What is the number of lines in the entries below that include the word "from"? Provide the number only.
################
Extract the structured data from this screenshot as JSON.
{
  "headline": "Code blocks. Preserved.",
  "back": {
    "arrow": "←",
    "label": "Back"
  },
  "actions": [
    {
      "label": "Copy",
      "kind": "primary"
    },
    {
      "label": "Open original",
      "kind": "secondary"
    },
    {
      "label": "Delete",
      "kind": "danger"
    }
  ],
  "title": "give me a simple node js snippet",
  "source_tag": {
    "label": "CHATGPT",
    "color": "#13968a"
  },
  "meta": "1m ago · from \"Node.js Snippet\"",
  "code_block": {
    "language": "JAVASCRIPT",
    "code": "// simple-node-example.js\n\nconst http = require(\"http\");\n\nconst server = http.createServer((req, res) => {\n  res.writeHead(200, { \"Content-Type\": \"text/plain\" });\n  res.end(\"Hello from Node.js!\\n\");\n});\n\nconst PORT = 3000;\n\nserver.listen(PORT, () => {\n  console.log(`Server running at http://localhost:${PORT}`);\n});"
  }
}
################
**RESPONSE BELOW:** 3